[Records from a dataset]

BEGIN

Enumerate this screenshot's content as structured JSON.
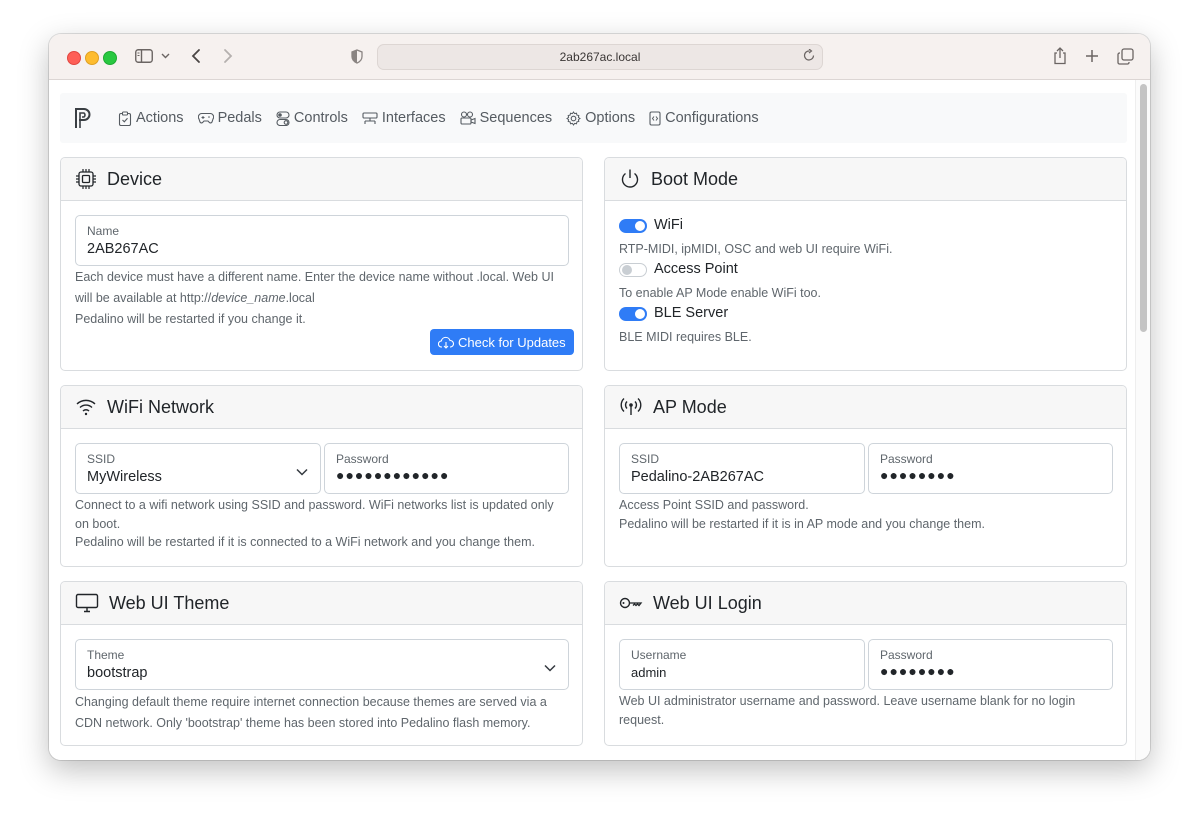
{
  "browser": {
    "url": "2ab267ac.local"
  },
  "nav": {
    "items": [
      {
        "label": "Actions"
      },
      {
        "label": "Pedals"
      },
      {
        "label": "Controls"
      },
      {
        "label": "Interfaces"
      },
      {
        "label": "Sequences"
      },
      {
        "label": "Options"
      },
      {
        "label": "Configurations"
      }
    ]
  },
  "device": {
    "title": "Device",
    "name_label": "Name",
    "name_value": "2AB267AC",
    "help_line1": "Each device must have a different name. Enter the device name without .local. Web UI",
    "help_line2_pre": "will be available at http://",
    "help_line2_em": "device_name",
    "help_line2_post": ".local",
    "help_line3": "Pedalino will be restarted if you change it.",
    "update_button": "Check for Updates"
  },
  "boot_mode": {
    "title": "Boot Mode",
    "wifi_label": "WiFi",
    "wifi_on": true,
    "wifi_help": "RTP-MIDI, ipMIDI, OSC and web UI require WiFi.",
    "ap_label": "Access Point",
    "ap_on": false,
    "ap_help": "To enable AP Mode enable WiFi too.",
    "ble_label": "BLE Server",
    "ble_on": true,
    "ble_help": "BLE MIDI requires BLE."
  },
  "wifi_network": {
    "title": "WiFi Network",
    "ssid_label": "SSID",
    "ssid_value": "MyWireless",
    "password_label": "Password",
    "password_value": "●●●●●●●●●●●●",
    "help_line1": "Connect to a wifi network using SSID and password. WiFi networks list is updated only",
    "help_line2": "on boot.",
    "help_line3": "Pedalino will be restarted if it is connected to a WiFi network and you change them."
  },
  "ap_mode": {
    "title": "AP Mode",
    "ssid_label": "SSID",
    "ssid_value": "Pedalino-2AB267AC",
    "password_label": "Password",
    "password_value": "●●●●●●●●",
    "help_line1": "Access Point SSID and password.",
    "help_line2": "Pedalino will be restarted if it is in AP mode and you change them."
  },
  "web_ui_theme": {
    "title": "Web UI Theme",
    "theme_label": "Theme",
    "theme_value": "bootstrap",
    "help_line1": "Changing default theme require internet connection because themes are served via a",
    "help_line2": "CDN network. Only 'bootstrap' theme has been stored into Pedalino flash memory."
  },
  "web_ui_login": {
    "title": "Web UI Login",
    "username_label": "Username",
    "username_value": "admin",
    "password_label": "Password",
    "password_value": "●●●●●●●●",
    "help_line1": "Web UI administrator username and password. Leave username blank for no login",
    "help_line2": "request."
  },
  "colors": {
    "primary": "#2f7cf6",
    "card_header_bg": "#f7f7f7",
    "navbar_bg": "#f8f9fa"
  }
}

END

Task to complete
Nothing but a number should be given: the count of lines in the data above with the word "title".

Task solution
6